Your task: Out of the listing below, copy every line that carries the string "What".

Extracted material:
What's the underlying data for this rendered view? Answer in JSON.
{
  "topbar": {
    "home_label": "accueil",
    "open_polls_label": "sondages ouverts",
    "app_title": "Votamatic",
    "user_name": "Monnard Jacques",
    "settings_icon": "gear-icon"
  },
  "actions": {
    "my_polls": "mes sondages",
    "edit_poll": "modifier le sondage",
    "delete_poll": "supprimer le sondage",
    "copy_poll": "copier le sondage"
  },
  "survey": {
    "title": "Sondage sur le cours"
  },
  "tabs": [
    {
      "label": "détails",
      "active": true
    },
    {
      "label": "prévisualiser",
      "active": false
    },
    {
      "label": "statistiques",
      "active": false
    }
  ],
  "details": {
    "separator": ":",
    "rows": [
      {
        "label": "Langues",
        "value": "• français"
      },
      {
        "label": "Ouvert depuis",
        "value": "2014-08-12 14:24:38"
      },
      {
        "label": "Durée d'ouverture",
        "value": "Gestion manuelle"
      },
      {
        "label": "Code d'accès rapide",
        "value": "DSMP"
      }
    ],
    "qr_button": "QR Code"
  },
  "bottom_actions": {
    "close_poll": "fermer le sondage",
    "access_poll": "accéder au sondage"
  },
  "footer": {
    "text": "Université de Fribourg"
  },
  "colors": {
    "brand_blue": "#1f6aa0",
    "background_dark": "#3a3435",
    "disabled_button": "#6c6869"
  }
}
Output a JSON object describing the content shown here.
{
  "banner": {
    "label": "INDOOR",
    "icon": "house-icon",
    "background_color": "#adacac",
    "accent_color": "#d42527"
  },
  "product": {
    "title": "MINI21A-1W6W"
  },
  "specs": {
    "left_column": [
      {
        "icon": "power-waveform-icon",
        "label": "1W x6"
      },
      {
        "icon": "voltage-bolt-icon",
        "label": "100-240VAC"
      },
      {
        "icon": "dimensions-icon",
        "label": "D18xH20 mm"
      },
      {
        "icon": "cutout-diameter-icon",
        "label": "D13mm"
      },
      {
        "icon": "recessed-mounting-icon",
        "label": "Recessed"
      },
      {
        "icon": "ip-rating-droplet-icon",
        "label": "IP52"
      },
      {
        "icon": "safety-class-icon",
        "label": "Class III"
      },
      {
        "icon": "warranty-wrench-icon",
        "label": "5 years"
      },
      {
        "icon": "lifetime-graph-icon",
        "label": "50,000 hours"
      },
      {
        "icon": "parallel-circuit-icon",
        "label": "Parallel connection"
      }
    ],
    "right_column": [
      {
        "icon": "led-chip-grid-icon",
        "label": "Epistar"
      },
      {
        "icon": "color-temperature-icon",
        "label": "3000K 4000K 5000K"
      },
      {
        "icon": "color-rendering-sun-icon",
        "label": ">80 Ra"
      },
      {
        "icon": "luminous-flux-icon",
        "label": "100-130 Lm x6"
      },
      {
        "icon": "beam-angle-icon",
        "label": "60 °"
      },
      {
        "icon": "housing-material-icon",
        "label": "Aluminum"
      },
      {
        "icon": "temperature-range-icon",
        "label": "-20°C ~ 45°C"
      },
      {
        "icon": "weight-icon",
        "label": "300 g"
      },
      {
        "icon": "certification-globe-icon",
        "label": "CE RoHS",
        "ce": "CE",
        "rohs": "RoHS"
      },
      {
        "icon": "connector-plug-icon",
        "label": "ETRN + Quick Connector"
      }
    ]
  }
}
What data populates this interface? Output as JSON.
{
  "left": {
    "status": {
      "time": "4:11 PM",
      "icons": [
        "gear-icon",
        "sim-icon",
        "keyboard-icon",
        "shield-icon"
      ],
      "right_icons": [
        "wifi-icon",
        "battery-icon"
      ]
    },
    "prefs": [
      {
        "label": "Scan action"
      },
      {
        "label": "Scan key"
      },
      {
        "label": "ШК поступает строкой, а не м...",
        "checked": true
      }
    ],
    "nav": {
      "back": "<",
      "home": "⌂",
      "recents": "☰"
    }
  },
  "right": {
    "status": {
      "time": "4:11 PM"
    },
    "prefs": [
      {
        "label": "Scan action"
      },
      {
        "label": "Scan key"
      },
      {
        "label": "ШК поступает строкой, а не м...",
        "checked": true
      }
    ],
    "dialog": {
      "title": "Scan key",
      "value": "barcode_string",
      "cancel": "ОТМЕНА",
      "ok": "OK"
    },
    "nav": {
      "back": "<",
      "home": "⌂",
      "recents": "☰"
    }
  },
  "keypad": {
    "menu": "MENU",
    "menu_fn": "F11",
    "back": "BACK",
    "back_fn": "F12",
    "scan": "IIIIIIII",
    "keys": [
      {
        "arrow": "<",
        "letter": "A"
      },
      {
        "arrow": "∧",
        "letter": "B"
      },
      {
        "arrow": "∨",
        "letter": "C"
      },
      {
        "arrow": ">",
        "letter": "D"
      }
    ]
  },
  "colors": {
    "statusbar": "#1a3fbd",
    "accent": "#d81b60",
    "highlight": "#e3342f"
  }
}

Exercise output:
What's the underlying data for this rendered view? Answer in JSON.
What data populates this interface? Output as JSON.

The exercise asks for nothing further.